A sense of belonging: we can all make a difference
Louise Banahene, Director of Educational Engagement, says that we all have a role to play in fostering a sense of belonging among our community.
The vision for the University’s Access and Student Success Strategy, launched last year, is that ‘The University of Leeds will be a place where students from diverse backgrounds feel they belong, can thrive, and are valued for their unique contribution’. A sense of belonging is vital for student success and is reflected in the University strategy, where it is acknowledged as a key element in strengthening our university community.
This needs to be considered in all Interactions between staff and students, in campus settings as well as in learning environments. As with all modes of learning, digital learning also necessitates conscious changes to embed sense of belonging. We need to get this right so that all voices and perspectives are heard and valued.
It is particularly evident in student success outcomes at undergraduate and taught postgraduate level and where students from under-represented backgrounds are less likely to stay on their course. We can often assume knowledge of the university experience or the extent to which students can access opportunities. To address this we have to acknowledge, and respond to, different experiences and needs.
We can all make a difference
Professional staff, module leads, personal tutors and many other roles (if not all) can play an important part in embedding sense of belonging. What’s important is a focus on meaningful connections and action informed by understanding the needs of our students. This includes:
- Listening and responding to the voices of diverse communities. It’s essential in building inclusive communities and will enable us to identify areas for change.
- Providing opportunities for students to informally engage with each other – via learning communities, for example.
- Acknowledging that some students will value additional encouragement, or acknowledgment of personal circumstances.
- Avoiding assumptions of cultural capital. Acknowledging and addressing assumed knowledge or experience is as important as valuing and celebrating cultural difference.
What is underway and being planned?
Over the last few months, our institutional approach has been informed by research undertaken in the Leeds Institute for Teaching Excellence (LITE) as well as from across the sector. This has included:

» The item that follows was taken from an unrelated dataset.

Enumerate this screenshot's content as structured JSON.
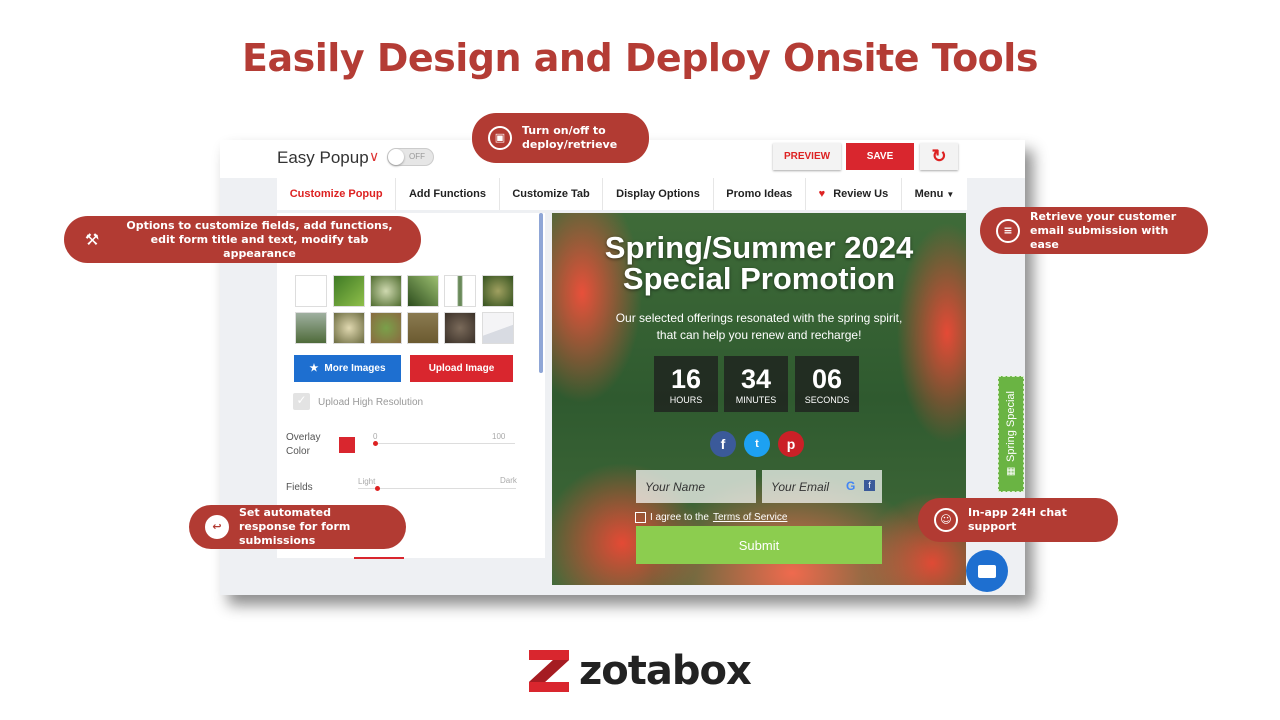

- Expanded peer mentoring
- Development of resources, guidance and events to embed digital learning
- Refinement of approaches to engaging students from all routes to university including BTEC and Access to Leeds routes

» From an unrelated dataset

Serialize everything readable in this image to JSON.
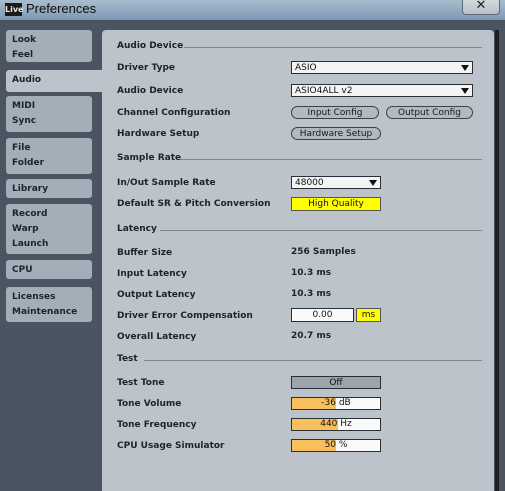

- Curation of existing initiatives and creation of new ones, such as ‘I belong’ to enable students to connect with other students and find common connections.
We have already seen the effect of the ‘I belong’ initiative with staff and students highlighting the impact it has had and the recognition that they are valued. We’ve learnt a lot and intend to build on what we have learnt and to amplify the messages. It’s vital we all understand our role, and can make conscious changes to our practice and pedagogies, to enable the cultural shift required.
Over the next six months, we’ll be creating additional resources and events to help staff in their roles. Additional student and academic research is planned through LITE and we’ll be identifying additional mechanisms to embed guidance.
If you are interested in finding out more, or want to get involved in the institutional sense of belonging working group, I would love to hear from you – please email firstname.lastname@example.orgPosted in: University newsMy Week